Rawls is unique in this position that goes beyond instrumental democracy, to put the meanings of equality and arranging disparities to achieve justice, because democracy with its intellectual and historical facets is not a guarantor of justice, but can achieve justice within a political system that doesn’t just use democracy as an umbrella. The era of Habib Bourguiba in Tunisia is a clear and explicit example of this.
Finally, the blind reverence of the ‘democracy’ mechanism holds no value in the evolution of political concepts, and in the mix that each state creates for itself in accordance with its values and societal conditions, but with no contradiction with the essence of ‘justice’ as the core of political action.
This article is also available in Arabic.

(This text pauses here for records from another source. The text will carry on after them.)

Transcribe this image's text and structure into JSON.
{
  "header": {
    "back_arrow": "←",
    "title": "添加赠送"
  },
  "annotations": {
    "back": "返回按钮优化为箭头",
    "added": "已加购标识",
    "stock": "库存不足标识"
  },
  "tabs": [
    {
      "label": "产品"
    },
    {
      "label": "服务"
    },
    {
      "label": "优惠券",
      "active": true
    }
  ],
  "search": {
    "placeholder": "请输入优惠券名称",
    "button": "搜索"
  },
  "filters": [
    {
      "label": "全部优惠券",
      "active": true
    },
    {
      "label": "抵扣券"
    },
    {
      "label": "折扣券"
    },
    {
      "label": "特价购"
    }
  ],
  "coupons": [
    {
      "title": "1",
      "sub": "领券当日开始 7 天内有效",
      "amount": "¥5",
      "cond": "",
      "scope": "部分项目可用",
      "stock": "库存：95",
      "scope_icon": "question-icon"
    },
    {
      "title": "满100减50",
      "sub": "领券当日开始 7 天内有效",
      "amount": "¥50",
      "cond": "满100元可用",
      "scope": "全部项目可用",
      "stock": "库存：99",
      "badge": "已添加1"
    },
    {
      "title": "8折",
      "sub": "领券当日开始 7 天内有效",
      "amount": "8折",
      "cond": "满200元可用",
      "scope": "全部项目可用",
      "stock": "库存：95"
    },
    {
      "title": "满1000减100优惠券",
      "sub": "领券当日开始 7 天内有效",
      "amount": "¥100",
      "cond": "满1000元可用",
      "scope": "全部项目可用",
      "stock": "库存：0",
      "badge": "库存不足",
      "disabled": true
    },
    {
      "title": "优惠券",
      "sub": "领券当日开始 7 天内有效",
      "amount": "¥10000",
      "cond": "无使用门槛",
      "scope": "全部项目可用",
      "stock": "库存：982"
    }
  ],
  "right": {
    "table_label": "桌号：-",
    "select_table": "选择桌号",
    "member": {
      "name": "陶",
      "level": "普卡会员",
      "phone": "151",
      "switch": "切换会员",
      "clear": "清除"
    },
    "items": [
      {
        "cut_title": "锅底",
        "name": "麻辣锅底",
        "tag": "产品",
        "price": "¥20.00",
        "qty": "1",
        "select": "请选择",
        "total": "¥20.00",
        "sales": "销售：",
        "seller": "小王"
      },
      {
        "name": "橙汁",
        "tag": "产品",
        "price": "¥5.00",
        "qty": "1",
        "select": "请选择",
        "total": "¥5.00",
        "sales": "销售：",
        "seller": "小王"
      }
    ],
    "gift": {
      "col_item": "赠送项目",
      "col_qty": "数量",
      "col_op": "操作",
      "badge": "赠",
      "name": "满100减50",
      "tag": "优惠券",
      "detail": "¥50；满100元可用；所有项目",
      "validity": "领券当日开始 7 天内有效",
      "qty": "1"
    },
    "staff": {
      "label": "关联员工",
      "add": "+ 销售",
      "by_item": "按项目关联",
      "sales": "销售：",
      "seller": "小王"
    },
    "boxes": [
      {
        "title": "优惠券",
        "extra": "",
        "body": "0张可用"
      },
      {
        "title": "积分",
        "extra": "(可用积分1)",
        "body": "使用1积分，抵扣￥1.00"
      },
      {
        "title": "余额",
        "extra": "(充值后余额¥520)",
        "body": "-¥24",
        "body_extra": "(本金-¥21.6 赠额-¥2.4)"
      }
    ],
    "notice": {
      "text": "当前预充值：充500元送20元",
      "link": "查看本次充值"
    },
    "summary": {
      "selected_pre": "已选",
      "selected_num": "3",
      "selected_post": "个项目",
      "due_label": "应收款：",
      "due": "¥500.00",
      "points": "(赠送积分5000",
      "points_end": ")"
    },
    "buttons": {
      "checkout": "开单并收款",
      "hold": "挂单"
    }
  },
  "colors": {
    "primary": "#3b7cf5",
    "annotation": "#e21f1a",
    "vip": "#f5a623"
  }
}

Fahad Shoqiran is a Saudi writer and researcher who also founded the Riyadh philosophers group. His writings have appeared in pan-Arab newspaper Asharq al-Awsat, Alarabiya.net, among others. He also blogs on philosophies, cultures and arts. He tweets @shoqiran.